Where the word "slots" occurs in a line of the data, return the whole line.

• _RECORDS TO PROCESS_
=== Begin Enclosure ===
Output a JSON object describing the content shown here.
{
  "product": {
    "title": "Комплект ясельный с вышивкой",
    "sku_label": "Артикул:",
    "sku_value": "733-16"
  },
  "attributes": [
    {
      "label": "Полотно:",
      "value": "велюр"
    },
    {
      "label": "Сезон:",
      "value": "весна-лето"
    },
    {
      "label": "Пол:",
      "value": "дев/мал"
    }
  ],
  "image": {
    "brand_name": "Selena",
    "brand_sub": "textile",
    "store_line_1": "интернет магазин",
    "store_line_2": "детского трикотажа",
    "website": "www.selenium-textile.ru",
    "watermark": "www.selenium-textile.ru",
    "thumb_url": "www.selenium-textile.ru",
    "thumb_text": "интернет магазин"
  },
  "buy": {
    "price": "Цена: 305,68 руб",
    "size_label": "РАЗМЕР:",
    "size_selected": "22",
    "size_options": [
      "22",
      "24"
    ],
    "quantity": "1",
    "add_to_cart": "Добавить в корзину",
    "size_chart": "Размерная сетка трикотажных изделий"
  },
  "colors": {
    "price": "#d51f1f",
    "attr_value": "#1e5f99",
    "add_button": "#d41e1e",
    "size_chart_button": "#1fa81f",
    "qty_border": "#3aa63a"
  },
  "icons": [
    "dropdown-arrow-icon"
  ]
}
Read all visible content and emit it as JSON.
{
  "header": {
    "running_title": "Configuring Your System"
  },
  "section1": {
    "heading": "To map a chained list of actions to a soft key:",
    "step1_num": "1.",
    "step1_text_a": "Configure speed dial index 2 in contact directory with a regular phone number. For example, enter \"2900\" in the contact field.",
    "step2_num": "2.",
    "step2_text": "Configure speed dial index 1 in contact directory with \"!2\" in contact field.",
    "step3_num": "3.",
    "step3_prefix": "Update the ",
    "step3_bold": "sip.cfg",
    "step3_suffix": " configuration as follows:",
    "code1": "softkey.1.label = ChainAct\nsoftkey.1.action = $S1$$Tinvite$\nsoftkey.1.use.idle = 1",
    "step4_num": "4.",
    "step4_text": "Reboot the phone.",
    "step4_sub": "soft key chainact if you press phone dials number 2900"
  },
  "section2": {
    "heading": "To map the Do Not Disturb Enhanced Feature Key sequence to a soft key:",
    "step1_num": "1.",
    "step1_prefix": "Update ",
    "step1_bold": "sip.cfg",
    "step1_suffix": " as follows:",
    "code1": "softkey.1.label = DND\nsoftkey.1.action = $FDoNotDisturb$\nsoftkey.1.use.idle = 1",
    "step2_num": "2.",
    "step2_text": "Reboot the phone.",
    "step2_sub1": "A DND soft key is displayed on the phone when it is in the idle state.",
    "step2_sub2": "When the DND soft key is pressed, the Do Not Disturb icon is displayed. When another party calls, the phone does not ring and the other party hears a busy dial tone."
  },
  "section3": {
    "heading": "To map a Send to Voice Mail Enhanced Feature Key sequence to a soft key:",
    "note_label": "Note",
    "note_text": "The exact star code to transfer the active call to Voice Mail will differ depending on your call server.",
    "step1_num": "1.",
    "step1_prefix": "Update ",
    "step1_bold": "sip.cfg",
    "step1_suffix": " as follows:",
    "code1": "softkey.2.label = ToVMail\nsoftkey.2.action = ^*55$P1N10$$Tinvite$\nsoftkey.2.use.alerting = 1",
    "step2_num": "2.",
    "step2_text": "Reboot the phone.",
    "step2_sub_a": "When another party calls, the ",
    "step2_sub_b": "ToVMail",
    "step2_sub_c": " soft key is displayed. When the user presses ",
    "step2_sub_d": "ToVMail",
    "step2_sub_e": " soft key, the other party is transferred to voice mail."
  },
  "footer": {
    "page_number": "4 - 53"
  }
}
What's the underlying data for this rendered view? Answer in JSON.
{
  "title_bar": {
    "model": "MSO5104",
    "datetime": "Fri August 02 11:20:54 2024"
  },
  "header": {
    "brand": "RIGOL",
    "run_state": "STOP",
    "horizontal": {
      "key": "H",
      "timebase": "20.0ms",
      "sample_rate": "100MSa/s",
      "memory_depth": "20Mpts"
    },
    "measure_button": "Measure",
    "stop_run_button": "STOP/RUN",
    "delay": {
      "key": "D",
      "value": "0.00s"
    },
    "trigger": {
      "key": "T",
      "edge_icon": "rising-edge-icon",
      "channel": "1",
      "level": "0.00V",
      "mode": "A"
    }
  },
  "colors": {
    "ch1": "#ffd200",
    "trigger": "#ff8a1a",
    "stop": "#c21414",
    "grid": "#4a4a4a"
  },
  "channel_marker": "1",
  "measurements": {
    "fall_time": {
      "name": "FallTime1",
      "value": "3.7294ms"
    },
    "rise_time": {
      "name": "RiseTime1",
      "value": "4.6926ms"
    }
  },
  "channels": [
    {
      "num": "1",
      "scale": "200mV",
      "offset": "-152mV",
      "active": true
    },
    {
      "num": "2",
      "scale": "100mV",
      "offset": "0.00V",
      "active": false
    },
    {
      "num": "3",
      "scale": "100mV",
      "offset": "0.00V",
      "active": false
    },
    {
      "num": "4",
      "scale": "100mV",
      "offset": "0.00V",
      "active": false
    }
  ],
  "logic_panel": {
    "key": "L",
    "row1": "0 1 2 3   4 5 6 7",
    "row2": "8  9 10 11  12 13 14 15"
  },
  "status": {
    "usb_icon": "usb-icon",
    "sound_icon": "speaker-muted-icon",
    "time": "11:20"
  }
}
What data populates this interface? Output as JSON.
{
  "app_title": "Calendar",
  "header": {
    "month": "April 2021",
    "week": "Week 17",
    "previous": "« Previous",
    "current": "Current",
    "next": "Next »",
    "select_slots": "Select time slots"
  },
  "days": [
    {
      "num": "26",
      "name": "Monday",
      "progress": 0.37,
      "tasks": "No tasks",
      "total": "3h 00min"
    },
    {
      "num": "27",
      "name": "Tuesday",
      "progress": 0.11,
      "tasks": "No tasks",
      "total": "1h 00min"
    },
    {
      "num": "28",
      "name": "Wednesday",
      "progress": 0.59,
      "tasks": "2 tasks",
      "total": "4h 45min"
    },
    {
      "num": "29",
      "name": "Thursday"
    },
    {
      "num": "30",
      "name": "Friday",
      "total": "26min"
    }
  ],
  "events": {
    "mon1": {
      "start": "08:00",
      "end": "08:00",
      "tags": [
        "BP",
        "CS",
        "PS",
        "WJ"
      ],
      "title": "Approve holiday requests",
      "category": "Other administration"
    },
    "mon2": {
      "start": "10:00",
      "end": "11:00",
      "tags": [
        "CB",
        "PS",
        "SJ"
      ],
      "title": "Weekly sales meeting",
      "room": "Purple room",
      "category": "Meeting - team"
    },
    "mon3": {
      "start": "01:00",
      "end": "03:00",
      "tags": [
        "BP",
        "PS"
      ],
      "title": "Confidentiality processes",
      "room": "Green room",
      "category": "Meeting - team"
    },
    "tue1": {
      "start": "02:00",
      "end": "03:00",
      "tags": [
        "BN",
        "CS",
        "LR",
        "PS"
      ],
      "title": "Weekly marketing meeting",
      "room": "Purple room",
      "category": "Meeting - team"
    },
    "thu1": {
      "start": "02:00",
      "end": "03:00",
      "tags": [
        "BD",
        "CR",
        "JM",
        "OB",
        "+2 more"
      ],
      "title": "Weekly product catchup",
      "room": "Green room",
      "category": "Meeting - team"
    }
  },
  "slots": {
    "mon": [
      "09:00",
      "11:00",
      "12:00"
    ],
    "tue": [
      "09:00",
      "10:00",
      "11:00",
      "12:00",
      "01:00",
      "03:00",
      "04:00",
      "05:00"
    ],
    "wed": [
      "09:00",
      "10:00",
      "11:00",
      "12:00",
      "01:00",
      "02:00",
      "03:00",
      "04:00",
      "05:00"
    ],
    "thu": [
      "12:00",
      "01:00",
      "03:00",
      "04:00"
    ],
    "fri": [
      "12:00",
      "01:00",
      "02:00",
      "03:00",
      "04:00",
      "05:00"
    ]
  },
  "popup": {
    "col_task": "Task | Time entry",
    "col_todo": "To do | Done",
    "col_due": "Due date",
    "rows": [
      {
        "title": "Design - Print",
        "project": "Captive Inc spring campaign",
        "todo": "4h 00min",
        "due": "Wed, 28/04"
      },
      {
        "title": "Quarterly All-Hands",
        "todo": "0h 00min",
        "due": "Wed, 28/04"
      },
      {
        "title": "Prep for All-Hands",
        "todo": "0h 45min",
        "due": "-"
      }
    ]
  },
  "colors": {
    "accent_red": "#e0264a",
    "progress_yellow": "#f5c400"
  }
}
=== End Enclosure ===
• _OUTPUT OF THE EXERCISE_
    "select_slots": "Select time slots"
  "slots": {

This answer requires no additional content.